TASK DATA:
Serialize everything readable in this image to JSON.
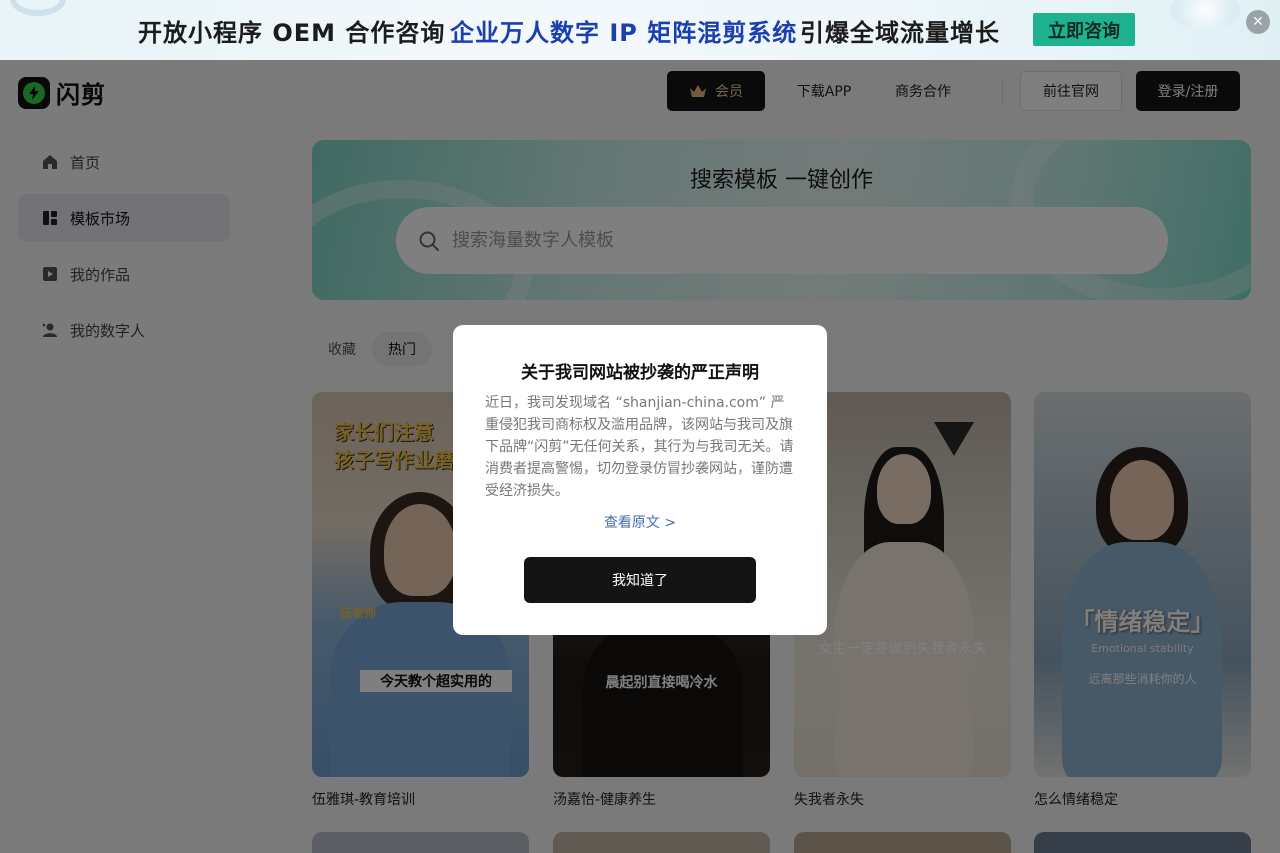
{
  "banner": {
    "text1": "开放小程序 OEM 合作咨询",
    "text2": "企业万人数字 IP 矩阵混剪系统",
    "text3": "引爆全域流量增长",
    "cta": "立即咨询",
    "close": "✕"
  },
  "brand": {
    "name": "闪剪",
    "icon": "lightning-bolt-icon",
    "accent": "#35d04a"
  },
  "sidebar": {
    "items": [
      {
        "label": "首页",
        "icon": "home-icon",
        "active": false
      },
      {
        "label": "模板市场",
        "icon": "template-grid-icon",
        "active": true
      },
      {
        "label": "我的作品",
        "icon": "play-video-icon",
        "active": false
      },
      {
        "label": "我的数字人",
        "icon": "user-avatar-icon",
        "active": false
      }
    ]
  },
  "header": {
    "vip": "会员",
    "download": "下载APP",
    "business": "商务合作",
    "official_site": "前往官网",
    "login": "登录/注册"
  },
  "hero": {
    "title": "搜索模板 一键创作",
    "search_placeholder": "搜索海量数字人模板",
    "search_value": ""
  },
  "tabs": [
    {
      "label": "收藏",
      "active": false
    },
    {
      "label": "热门",
      "active": true
    }
  ],
  "cards": [
    {
      "caption": "伍雅琪-教育培训",
      "headline1": "家长们注意",
      "headline2": "孩子写作业磨蹭",
      "tag": "伍老师",
      "subtitle": "今天教个超实用的"
    },
    {
      "caption": "汤嘉怡-健康养生",
      "subtitle": "晨起别直接喝冷水"
    },
    {
      "caption": "失我者永失",
      "subtitle": "女生一定要做到失我者永失"
    },
    {
      "caption": "怎么情绪稳定",
      "big": "「情绪稳定」",
      "en": "Emotional stability",
      "subtitle": "远离那些消耗你的人"
    }
  ],
  "modal": {
    "title": "关于我司网站被抄袭的严正声明",
    "body": "近日，我司发现域名 “shanjian-china.com” 严重侵犯我司商标权及滥用品牌，该网站与我司及旗下品牌“闪剪”无任何关系，其行为与我司无关。请消费者提高警惕，切勿登录仿冒抄袭网站，谨防遭受经济损失。",
    "link": "查看原文 >",
    "confirm": "我知道了"
  }
}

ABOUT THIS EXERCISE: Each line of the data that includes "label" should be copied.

WRITTEN SOLUTION:
        "label": "首页",
        "label": "模板市场",
        "label": "我的作品",
        "label": "我的数字人",
      "label": "收藏",
      "label": "热门",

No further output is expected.